-- Data provided --
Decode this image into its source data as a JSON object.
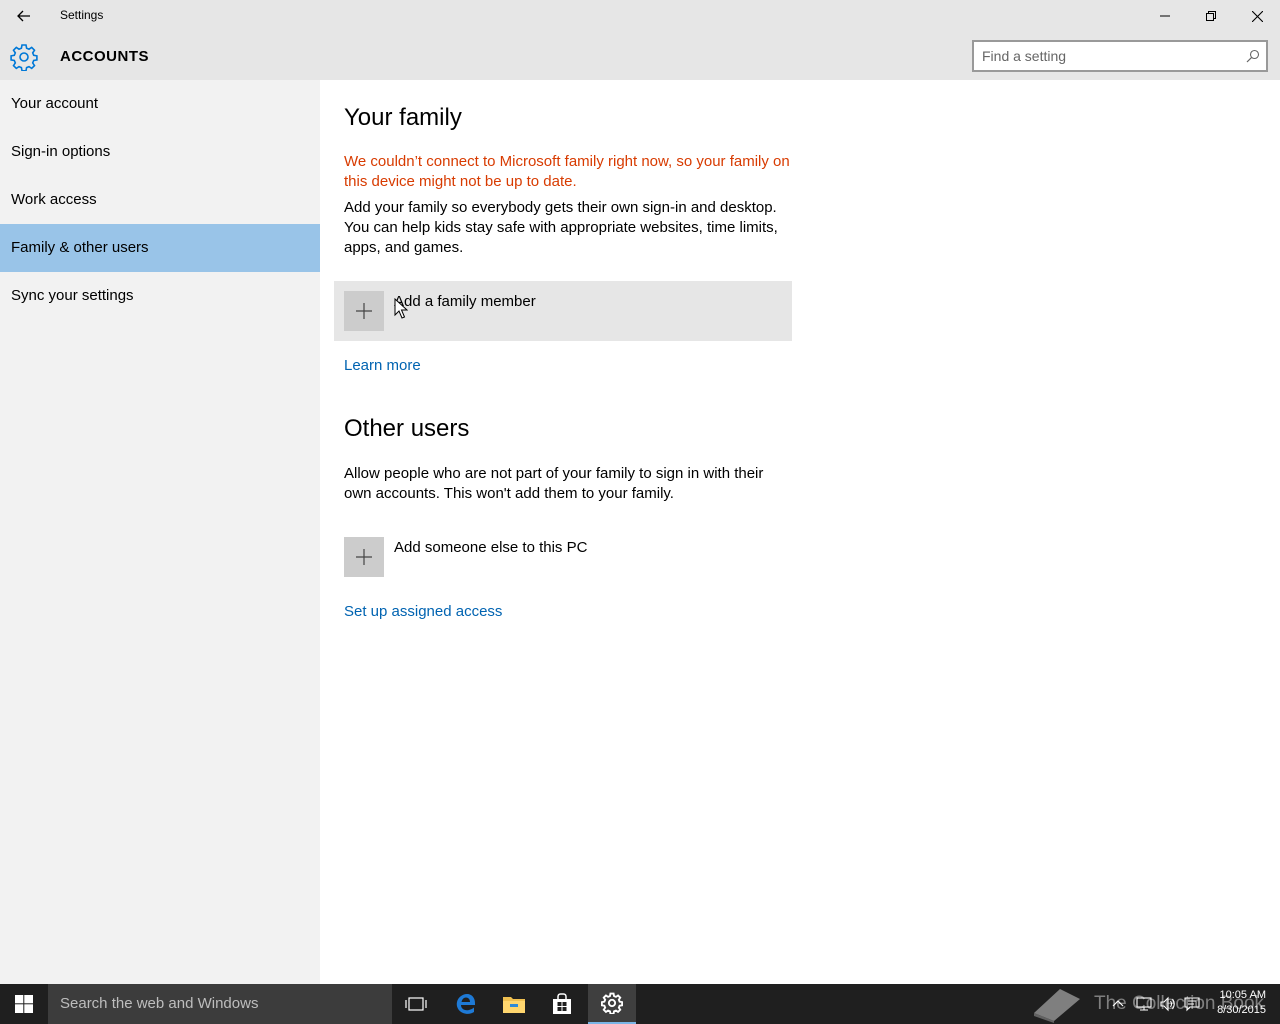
{
  "window": {
    "title": "Settings"
  },
  "header": {
    "title": "ACCOUNTS",
    "search_placeholder": "Find a setting"
  },
  "sidebar": {
    "items": [
      {
        "label": "Your account",
        "selected": false
      },
      {
        "label": "Sign-in options",
        "selected": false
      },
      {
        "label": "Work access",
        "selected": false
      },
      {
        "label": "Family & other users",
        "selected": true
      },
      {
        "label": "Sync your settings",
        "selected": false
      }
    ]
  },
  "main": {
    "family": {
      "heading": "Your family",
      "warning": "We couldn’t connect to Microsoft family right now, so your family on this device might not be up to date.",
      "description": "Add your family so everybody gets their own sign-in and desktop. You can help kids stay safe with appropriate websites, time limits, apps, and games.",
      "add_label": "Add a family member",
      "learn_more": "Learn more"
    },
    "other_users": {
      "heading": "Other users",
      "description": "Allow people who are not part of your family to sign in with their own accounts. This won't add them to your family.",
      "add_label": "Add someone else to this PC",
      "assigned_access": "Set up assigned access"
    }
  },
  "taskbar": {
    "search_placeholder": "Search the web and Windows",
    "time": "10:05 AM",
    "date": "8/30/2015",
    "watermark": "The Collection Book"
  },
  "colors": {
    "accent": "#0063b1",
    "selected_nav": "#99c4e8",
    "warning": "#d83b01"
  }
}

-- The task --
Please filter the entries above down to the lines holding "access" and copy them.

-- Solution --
        "label": "Work access",
      "assigned_access": "Set up assigned access"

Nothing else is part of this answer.